Task directions: Beginning with the line that holds "Decode this image" and ending with the last line of the entries, please output each line exactly, apart from any pictures.
Extracted data Start Marker
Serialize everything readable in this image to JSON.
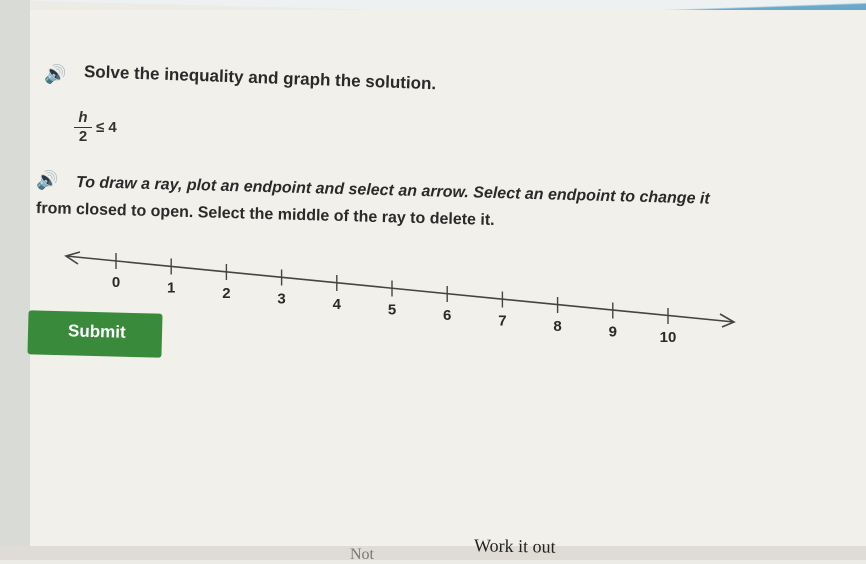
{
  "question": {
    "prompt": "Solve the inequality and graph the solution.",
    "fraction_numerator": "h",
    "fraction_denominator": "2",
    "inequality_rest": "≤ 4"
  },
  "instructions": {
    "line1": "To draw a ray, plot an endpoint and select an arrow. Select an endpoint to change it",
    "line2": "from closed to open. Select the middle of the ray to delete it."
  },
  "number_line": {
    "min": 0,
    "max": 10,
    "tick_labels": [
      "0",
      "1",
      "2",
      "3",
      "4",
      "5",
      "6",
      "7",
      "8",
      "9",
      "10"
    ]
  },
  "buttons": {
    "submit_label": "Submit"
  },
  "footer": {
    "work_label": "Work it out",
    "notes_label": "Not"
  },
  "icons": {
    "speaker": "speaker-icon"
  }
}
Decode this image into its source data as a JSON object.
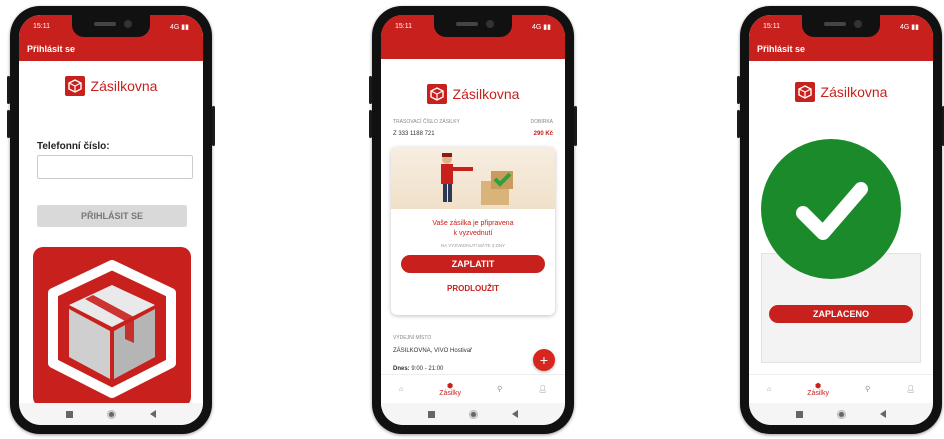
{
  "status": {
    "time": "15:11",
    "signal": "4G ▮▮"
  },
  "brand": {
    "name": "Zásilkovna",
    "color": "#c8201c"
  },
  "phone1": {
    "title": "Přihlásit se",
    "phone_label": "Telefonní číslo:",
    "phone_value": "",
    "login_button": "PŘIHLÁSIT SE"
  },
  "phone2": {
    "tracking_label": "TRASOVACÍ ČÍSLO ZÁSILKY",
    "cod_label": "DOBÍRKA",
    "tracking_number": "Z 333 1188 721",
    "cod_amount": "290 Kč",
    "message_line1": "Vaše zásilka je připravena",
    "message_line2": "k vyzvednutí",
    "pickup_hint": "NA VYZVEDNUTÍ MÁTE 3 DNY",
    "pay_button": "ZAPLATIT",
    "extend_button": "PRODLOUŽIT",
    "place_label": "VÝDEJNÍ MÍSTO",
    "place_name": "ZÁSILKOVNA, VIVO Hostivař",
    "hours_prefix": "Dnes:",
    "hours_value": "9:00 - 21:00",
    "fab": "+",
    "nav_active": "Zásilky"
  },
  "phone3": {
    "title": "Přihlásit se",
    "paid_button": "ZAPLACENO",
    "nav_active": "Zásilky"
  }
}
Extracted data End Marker
Output for this task:
Decode this image into its source data as a JSON object.
{
  "status": {
    "time": "15:11",
    "signal": "4G ▮▮"
  },
  "brand": {
    "name": "Zásilkovna",
    "color": "#c8201c"
  },
  "phone1": {
    "title": "Přihlásit se",
    "phone_label": "Telefonní číslo:",
    "phone_value": "",
    "login_button": "PŘIHLÁSIT SE"
  },
  "phone2": {
    "tracking_label": "TRASOVACÍ ČÍSLO ZÁSILKY",
    "cod_label": "DOBÍRKA",
    "tracking_number": "Z 333 1188 721",
    "cod_amount": "290 Kč",
    "message_line1": "Vaše zásilka je připravena",
    "message_line2": "k vyzvednutí",
    "pickup_hint": "NA VYZVEDNUTÍ MÁTE 3 DNY",
    "pay_button": "ZAPLATIT",
    "extend_button": "PRODLOUŽIT",
    "place_label": "VÝDEJNÍ MÍSTO",
    "place_name": "ZÁSILKOVNA, VIVO Hostivař",
    "hours_prefix": "Dnes:",
    "hours_value": "9:00 - 21:00",
    "fab": "+",
    "nav_active": "Zásilky"
  },
  "phone3": {
    "title": "Přihlásit se",
    "paid_button": "ZAPLACENO",
    "nav_active": "Zásilky"
  }
}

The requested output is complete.